### Excerpts from a dataset
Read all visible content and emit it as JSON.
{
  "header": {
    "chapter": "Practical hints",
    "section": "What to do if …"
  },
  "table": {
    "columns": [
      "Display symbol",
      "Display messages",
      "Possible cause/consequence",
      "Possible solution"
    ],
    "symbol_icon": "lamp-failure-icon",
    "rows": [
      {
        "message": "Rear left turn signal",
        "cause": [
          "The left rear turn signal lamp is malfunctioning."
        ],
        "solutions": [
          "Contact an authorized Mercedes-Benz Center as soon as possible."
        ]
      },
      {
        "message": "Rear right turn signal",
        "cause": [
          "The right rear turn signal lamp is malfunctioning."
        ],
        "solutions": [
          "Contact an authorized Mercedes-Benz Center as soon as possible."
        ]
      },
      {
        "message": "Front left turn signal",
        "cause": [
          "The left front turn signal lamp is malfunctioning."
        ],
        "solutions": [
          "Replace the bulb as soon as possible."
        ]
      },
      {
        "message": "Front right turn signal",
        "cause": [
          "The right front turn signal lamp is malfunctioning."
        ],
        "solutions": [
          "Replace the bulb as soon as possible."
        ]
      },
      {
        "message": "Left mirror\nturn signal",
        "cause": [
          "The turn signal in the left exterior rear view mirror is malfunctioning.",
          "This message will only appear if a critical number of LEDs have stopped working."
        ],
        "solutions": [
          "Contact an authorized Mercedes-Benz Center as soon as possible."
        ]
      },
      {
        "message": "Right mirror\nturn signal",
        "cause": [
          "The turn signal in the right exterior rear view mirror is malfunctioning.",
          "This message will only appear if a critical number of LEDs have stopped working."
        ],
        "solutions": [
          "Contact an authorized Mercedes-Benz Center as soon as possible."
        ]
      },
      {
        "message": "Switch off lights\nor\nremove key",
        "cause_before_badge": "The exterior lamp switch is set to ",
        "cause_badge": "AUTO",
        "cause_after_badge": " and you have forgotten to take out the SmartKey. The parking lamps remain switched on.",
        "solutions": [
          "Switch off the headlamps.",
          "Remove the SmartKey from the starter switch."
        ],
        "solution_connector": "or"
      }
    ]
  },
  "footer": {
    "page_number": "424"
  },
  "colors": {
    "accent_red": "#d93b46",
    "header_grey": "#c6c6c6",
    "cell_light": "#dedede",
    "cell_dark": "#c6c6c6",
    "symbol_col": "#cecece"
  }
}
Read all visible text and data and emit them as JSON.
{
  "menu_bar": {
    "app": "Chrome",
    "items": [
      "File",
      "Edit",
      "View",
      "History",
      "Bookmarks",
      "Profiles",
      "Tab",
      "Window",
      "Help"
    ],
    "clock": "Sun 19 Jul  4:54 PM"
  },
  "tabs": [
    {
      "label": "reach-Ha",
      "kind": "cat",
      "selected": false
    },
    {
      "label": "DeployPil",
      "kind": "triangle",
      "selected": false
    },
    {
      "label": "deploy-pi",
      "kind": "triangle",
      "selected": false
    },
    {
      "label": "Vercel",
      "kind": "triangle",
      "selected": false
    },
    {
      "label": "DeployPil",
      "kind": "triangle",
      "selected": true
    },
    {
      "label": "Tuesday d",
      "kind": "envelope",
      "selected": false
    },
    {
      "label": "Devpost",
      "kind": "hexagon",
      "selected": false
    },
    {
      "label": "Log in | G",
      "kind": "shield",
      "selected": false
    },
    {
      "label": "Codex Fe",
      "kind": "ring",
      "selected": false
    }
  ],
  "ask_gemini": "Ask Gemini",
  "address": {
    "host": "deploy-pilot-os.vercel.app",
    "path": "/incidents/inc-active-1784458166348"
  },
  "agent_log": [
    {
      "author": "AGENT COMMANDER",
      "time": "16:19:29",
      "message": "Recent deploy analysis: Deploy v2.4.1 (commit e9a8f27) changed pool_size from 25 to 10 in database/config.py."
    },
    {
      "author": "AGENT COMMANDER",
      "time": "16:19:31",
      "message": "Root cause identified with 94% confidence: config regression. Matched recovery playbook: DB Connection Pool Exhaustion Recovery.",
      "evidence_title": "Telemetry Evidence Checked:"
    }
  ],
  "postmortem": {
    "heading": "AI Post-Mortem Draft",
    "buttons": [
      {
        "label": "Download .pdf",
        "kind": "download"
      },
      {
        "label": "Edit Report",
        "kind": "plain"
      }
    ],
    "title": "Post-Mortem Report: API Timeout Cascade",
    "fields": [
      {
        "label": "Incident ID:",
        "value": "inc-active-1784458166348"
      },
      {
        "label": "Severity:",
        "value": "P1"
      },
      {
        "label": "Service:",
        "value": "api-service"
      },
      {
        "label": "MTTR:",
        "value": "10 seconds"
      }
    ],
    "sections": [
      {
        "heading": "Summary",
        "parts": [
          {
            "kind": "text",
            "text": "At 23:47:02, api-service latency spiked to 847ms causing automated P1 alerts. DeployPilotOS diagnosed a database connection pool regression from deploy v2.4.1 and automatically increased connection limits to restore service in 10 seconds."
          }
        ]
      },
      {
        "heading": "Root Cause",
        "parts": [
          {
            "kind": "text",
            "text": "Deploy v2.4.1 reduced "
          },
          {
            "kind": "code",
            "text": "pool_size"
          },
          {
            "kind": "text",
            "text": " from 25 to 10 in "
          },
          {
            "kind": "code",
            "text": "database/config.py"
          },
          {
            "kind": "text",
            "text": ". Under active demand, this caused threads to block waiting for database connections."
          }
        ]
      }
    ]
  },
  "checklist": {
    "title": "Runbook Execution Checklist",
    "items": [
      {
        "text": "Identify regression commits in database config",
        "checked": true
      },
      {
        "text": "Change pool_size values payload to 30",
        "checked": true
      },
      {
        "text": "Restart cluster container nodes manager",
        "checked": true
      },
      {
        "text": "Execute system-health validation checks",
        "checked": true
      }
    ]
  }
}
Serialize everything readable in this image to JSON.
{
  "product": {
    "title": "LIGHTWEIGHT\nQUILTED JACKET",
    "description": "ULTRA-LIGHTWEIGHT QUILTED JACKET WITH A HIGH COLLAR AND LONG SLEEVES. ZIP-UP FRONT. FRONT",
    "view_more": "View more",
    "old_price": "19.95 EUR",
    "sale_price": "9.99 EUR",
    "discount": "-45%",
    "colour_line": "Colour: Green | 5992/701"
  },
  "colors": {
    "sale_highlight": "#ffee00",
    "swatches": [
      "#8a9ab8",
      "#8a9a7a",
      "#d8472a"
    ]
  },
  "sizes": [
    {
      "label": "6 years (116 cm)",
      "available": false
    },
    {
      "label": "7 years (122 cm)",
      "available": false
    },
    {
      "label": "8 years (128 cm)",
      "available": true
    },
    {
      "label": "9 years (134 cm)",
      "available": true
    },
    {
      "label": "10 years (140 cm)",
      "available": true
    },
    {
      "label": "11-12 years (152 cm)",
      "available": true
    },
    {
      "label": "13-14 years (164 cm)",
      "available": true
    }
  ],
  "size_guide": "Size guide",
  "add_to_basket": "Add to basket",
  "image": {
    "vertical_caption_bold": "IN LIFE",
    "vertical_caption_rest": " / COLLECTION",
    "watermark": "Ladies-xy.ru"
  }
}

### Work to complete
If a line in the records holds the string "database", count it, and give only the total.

### Reply to the task
5